ASSIGNMENT ▸ Only a number is wanted here: the count of lines in the entries below that contain the word "true".

RECORDS FOR THE TASK ▸
---*---
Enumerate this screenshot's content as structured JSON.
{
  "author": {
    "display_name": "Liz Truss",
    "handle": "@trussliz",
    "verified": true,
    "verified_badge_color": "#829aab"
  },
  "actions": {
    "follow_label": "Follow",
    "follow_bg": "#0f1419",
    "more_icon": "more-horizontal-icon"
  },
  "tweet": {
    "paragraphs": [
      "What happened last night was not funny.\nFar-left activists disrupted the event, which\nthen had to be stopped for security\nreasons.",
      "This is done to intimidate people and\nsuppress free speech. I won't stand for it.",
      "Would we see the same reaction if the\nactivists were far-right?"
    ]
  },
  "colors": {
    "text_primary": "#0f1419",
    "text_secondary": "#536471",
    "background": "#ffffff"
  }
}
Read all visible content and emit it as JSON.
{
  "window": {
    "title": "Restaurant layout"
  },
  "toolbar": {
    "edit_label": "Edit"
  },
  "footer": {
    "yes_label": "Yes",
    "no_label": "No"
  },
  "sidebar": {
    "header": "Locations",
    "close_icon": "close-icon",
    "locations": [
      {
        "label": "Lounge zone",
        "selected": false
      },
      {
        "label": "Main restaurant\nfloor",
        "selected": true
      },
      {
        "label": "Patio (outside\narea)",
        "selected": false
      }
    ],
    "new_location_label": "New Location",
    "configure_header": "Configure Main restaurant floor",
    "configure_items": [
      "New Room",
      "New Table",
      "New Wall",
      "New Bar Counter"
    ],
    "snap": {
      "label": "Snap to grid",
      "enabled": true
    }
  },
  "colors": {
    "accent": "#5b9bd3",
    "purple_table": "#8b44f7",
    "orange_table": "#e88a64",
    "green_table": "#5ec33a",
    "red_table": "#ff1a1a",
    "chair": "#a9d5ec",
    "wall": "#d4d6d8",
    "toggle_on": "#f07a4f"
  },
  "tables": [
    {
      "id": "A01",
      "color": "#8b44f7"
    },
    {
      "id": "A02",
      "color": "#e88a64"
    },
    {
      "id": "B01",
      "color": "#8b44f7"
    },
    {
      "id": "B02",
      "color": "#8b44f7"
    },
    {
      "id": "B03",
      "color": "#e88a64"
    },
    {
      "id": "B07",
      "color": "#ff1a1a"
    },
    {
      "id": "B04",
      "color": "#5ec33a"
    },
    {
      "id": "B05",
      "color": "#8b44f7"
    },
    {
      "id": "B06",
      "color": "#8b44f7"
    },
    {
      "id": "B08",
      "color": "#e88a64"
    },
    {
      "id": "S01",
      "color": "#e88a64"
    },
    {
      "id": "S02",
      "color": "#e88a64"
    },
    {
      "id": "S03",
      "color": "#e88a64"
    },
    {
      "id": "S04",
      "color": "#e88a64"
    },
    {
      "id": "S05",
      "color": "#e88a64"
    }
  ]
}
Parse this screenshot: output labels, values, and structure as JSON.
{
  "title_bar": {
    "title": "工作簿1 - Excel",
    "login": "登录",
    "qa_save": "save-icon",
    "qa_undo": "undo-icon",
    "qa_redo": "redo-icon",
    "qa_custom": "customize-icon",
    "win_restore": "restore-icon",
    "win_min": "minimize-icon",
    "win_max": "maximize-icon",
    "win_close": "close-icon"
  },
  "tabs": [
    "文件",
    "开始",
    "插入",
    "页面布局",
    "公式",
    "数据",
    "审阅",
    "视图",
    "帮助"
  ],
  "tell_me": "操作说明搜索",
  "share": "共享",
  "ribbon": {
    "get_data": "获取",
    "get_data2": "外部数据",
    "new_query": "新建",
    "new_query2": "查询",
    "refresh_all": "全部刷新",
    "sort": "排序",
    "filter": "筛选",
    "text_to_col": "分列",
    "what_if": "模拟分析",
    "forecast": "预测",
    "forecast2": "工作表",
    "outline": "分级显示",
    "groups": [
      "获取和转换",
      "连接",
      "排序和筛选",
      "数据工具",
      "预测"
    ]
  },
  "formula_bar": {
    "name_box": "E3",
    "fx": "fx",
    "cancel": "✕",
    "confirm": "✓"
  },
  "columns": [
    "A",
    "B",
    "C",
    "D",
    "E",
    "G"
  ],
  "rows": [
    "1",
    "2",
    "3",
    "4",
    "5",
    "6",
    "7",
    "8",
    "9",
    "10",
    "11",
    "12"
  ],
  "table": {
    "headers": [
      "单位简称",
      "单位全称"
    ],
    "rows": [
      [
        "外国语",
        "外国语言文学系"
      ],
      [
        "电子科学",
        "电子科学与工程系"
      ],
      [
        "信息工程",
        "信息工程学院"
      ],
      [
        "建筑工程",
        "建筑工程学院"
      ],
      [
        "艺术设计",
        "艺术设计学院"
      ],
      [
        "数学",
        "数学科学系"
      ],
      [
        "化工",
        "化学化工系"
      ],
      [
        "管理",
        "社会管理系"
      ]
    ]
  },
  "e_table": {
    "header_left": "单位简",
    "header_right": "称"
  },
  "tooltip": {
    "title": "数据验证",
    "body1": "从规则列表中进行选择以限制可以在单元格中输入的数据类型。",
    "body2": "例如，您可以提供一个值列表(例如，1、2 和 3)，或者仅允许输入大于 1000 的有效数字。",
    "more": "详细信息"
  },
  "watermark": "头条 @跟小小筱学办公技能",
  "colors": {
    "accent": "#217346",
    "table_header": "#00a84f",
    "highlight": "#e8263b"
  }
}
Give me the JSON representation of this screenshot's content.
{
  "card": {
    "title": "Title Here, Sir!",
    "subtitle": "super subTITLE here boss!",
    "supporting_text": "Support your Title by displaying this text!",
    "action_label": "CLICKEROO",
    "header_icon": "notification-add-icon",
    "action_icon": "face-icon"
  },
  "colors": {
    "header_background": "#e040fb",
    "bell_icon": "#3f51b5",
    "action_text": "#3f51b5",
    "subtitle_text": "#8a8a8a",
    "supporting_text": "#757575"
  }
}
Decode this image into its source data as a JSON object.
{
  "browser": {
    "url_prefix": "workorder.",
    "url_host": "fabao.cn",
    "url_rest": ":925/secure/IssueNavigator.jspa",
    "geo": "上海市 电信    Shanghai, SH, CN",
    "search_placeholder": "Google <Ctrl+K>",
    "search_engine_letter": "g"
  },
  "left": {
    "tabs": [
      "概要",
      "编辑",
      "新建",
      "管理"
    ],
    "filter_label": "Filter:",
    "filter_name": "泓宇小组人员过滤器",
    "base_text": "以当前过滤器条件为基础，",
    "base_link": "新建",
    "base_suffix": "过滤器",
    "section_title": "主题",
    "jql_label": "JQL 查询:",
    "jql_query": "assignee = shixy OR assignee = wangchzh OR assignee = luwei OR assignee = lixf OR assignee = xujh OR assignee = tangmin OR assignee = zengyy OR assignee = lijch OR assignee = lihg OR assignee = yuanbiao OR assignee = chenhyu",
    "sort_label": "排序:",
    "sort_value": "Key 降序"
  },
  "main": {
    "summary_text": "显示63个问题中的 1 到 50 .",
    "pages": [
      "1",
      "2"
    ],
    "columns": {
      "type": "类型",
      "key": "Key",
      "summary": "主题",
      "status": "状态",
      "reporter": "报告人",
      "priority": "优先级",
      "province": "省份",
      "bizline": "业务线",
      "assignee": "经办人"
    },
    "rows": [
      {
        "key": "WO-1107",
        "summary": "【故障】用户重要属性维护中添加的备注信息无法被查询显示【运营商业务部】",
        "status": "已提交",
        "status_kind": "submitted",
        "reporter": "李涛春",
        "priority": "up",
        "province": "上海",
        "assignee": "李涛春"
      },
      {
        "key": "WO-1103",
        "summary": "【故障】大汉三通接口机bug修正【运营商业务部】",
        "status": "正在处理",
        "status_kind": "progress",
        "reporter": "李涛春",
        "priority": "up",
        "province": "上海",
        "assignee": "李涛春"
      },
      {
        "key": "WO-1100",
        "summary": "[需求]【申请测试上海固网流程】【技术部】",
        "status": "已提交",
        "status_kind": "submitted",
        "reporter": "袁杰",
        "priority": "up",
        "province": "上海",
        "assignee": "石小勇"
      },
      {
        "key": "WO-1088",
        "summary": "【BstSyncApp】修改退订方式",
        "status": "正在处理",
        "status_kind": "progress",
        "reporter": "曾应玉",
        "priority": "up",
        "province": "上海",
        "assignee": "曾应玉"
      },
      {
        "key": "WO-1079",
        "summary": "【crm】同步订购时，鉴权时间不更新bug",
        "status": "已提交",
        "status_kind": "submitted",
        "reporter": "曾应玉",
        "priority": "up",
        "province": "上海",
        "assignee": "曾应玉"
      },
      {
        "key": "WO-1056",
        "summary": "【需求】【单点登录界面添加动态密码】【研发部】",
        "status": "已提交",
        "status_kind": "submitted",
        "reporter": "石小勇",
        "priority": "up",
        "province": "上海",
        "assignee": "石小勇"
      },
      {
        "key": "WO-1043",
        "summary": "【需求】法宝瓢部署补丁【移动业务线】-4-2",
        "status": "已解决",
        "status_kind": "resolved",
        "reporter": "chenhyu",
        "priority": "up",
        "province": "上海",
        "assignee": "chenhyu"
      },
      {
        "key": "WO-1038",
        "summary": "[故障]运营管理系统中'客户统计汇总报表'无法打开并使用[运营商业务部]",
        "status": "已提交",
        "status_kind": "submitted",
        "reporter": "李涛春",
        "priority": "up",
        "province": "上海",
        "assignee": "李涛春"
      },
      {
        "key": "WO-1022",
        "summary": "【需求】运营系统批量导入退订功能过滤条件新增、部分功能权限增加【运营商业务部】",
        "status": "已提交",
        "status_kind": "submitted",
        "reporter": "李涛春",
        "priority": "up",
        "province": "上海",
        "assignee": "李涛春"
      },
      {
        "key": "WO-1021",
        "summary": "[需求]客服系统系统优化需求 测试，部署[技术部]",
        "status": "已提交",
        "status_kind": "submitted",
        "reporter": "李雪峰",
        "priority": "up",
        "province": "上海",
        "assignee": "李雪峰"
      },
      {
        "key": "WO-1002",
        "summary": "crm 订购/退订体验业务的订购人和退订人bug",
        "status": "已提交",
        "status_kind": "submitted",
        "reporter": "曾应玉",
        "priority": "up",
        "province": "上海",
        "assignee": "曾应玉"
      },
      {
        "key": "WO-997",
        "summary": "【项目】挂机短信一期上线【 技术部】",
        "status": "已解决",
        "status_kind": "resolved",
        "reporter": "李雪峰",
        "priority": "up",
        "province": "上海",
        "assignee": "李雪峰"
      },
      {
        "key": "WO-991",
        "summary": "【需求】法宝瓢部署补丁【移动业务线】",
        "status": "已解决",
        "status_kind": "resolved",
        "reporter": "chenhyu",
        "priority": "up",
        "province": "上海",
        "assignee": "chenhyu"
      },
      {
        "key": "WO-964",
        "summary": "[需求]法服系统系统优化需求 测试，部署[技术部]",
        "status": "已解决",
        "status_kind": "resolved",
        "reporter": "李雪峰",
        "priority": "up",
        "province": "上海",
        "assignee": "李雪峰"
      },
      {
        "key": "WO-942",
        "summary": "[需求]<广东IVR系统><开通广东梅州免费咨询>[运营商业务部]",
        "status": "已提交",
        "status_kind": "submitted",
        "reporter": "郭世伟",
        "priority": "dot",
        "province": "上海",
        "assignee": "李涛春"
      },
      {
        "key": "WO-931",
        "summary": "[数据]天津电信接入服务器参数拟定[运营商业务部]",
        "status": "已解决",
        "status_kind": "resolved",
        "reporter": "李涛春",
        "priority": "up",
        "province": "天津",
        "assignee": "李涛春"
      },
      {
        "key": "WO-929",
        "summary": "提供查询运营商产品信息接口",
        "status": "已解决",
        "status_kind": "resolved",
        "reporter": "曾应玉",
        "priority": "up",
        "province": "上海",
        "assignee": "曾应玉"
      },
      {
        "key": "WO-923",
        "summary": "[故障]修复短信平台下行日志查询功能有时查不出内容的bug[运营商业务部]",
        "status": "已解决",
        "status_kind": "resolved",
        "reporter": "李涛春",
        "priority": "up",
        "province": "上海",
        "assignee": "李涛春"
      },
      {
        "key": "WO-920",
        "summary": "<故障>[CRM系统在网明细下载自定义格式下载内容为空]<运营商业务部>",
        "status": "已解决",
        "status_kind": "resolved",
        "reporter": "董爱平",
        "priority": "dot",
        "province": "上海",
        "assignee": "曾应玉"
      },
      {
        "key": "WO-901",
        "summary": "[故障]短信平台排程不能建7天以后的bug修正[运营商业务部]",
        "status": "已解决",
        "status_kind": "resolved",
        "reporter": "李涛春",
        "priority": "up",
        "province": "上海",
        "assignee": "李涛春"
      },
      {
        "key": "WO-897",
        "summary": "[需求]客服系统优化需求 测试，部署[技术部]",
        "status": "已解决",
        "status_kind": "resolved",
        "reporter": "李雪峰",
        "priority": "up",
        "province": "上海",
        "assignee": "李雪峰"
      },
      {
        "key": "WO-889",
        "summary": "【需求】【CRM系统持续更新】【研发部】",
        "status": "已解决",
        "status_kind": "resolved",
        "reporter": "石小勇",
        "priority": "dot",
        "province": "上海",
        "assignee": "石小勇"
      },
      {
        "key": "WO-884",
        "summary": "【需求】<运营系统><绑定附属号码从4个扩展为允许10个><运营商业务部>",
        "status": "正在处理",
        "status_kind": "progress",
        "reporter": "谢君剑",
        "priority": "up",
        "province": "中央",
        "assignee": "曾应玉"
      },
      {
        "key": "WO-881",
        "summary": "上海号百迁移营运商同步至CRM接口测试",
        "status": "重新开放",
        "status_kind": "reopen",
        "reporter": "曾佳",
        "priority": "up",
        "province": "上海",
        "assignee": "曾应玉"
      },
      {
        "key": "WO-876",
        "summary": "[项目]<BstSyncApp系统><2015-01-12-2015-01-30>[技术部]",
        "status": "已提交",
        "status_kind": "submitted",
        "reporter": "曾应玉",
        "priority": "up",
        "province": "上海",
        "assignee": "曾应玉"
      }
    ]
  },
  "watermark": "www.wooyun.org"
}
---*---
EXPECTED OUTPUT ▸ 3